Research Article  |   March 2019
Handgrip Strength: A Comparison of Values Obtained From the NHANES and NIH Toolbox Studies
Author Affiliations
  • Richard W. Bohannon, DPT, EdD, PT, is Professor, Department of Physical Therapy, College of Pharmacy and Health Sciences, Campbell University, Buies Creek, NC.
  • Ying-Chih Wang, PhD, OTR/L, is Associate Professor, Department of Occupational Science and Technology, University of Wisconsin–Milwaukee; wang52@uwm.edu
  • Sheng-Che Yen, PhD, PT, is Assistant Professor, Department of Physical Therapy, Northeastern University, Boston, MA.
  • Kimberly A. Grogan, MS, OTR/L, is Clinician, Northern Suburban Special Education District, Highland Park, IL.
Article Information
Hand and Upper Extremity / Research Articles
Research Article   |   March 2019
Handgrip Strength: A Comparison of Values Obtained From the NHANES and NIH Toolbox Studies
American Journal of Occupational Therapy, March 2019, Vol. 73, 7302205080p1-7302205080p9. doi:10.5014/ajot.2019.029538
American Journal of Occupational Therapy, March 2019, Vol. 73, 7302205080p1-7302205080p9. doi:10.5014/ajot.2019.029538
Abstract

Importance: Handgrip dynamometry is probably the most commonly used method to characterize overall human muscle strength.

Objective: To compare and summarize grip strength measurements obtained from two population-based studies.

Design: Secondary data analysis.

Setting and Participants: Data from (1) the 2011–2014 National Health and Nutrition Examination Survey (NHANES) with 13,918 participants and (2) the 2011 normative phase of the National Institutes of Health (NIH) Toolbox project with 3,594 participants.

Outcomes and Measures: The NHANES values used were the mean and best of three trials; the NIH Toolbox value used was the one maximum trial after a practice trial.

Results: General linear model analysis revealed that values obtained from the NIH Toolbox differed from NHANES best values but not from NHANES mean values. The analysis also indicated, regardless of the values used, that grip strength differed significantly between dominant and nondominant sides, males and females, and age groups. We provide updated reference values for handgrip strength.

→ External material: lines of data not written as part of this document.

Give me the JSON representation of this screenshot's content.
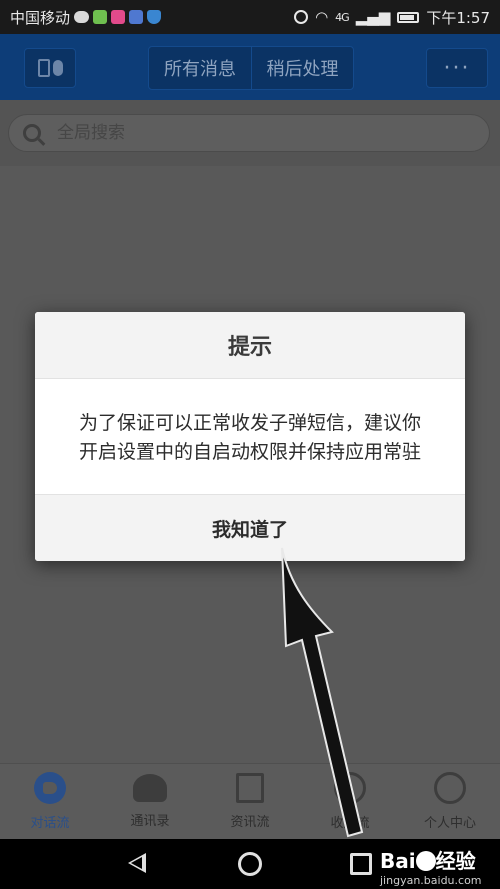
{
  "status_bar": {
    "carrier": "中国移动",
    "time": "下午1:57",
    "network_label": "4G"
  },
  "header": {
    "tabs": [
      {
        "label": "所有消息"
      },
      {
        "label": "稍后处理"
      }
    ],
    "more_label": "···"
  },
  "search": {
    "placeholder": "全局搜索"
  },
  "dialog": {
    "title": "提示",
    "message_line1": "为了保证可以正常收发子弹短信，建议你",
    "message_line2": "开启设置中的自启动权限并保持应用常驻",
    "confirm_label": "我知道了"
  },
  "bottom_nav": {
    "items": [
      {
        "label": "对话流",
        "icon": "chat-flow-icon",
        "active": true
      },
      {
        "label": "通讯录",
        "icon": "contacts-icon",
        "active": false
      },
      {
        "label": "资讯流",
        "icon": "news-icon",
        "active": false
      },
      {
        "label": "收藏流",
        "icon": "favorites-icon",
        "active": false
      },
      {
        "label": "个人中心",
        "icon": "user-icon",
        "active": false
      }
    ]
  },
  "watermark": {
    "logo": "Bai",
    "logo_suffix": "经验",
    "url": "jingyan.baidu.com"
  },
  "colors": {
    "header_bg": "#0d3d78",
    "active_nav": "#2a4f8a",
    "dialog_bg": "#ffffff"
  }
}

Conclusions and Relevance: On the basis of these analyses, we summarize grip strength measures obtained from the NHANES and NIH Toolbox for side, gender, and age group strata. Reference values are essential to assist in the interpretation of testing results and clinical decision making.